* _ASSIGNMENT_: Copy every line below exactly.

====

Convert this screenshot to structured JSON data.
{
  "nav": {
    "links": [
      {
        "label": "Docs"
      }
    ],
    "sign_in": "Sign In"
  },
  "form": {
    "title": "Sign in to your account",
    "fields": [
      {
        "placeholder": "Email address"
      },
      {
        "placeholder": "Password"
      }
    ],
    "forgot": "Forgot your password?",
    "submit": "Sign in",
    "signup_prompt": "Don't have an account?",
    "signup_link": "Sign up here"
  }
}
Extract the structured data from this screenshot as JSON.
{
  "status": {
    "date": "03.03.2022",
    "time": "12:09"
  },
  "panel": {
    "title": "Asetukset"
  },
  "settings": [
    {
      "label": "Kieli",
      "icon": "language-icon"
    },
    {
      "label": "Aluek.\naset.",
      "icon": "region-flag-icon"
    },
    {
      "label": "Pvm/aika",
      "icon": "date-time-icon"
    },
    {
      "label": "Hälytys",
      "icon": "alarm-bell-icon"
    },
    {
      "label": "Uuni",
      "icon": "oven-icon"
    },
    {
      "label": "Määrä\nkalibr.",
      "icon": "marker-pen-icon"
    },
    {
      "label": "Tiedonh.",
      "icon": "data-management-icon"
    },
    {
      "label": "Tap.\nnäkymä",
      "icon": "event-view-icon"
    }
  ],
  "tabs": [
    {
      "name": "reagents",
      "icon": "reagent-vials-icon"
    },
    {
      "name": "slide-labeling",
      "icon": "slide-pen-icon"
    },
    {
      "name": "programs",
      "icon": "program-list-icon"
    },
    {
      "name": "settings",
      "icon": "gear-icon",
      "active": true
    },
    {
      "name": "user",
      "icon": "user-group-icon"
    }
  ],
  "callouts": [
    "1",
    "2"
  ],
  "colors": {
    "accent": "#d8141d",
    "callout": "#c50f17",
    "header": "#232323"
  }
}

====

* _RESULT_:
Convert this screenshot to structured JSON data.
{
  "nav": {
    "links": [
      {
        "label": "Docs"
      }
    ],
    "sign_in": "Sign In"
  },
  "form": {
    "title": "Sign in to your account",
    "fields": [
      {
        "placeholder": "Email address"
      },
      {
        "placeholder": "Password"
      }
    ],
    "forgot": "Forgot your password?",
    "submit": "Sign in",
    "signup_prompt": "Don't have an account?",
    "signup_link": "Sign up here"
  }
}
Extract the structured data from this screenshot as JSON.
{
  "status": {
    "date": "03.03.2022",
    "time": "12:09"
  },
  "panel": {
    "title": "Asetukset"
  },
  "settings": [
    {
      "label": "Kieli",
      "icon": "language-icon"
    },
    {
      "label": "Aluek.\naset.",
      "icon": "region-flag-icon"
    },
    {
      "label": "Pvm/aika",
      "icon": "date-time-icon"
    },
    {
      "label": "Hälytys",
      "icon": "alarm-bell-icon"
    },
    {
      "label": "Uuni",
      "icon": "oven-icon"
    },
    {
      "label": "Määrä\nkalibr.",
      "icon": "marker-pen-icon"
    },
    {
      "label": "Tiedonh.",
      "icon": "data-management-icon"
    },
    {
      "label": "Tap.\nnäkymä",
      "icon": "event-view-icon"
    }
  ],
  "tabs": [
    {
      "name": "reagents",
      "icon": "reagent-vials-icon"
    },
    {
      "name": "slide-labeling",
      "icon": "slide-pen-icon"
    },
    {
      "name": "programs",
      "icon": "program-list-icon"
    },
    {
      "name": "settings",
      "icon": "gear-icon",
      "active": true
    },
    {
      "name": "user",
      "icon": "user-group-icon"
    }
  ],
  "callouts": [
    "1",
    "2"
  ],
  "colors": {
    "accent": "#d8141d",
    "callout": "#c50f17",
    "header": "#232323"
  }
}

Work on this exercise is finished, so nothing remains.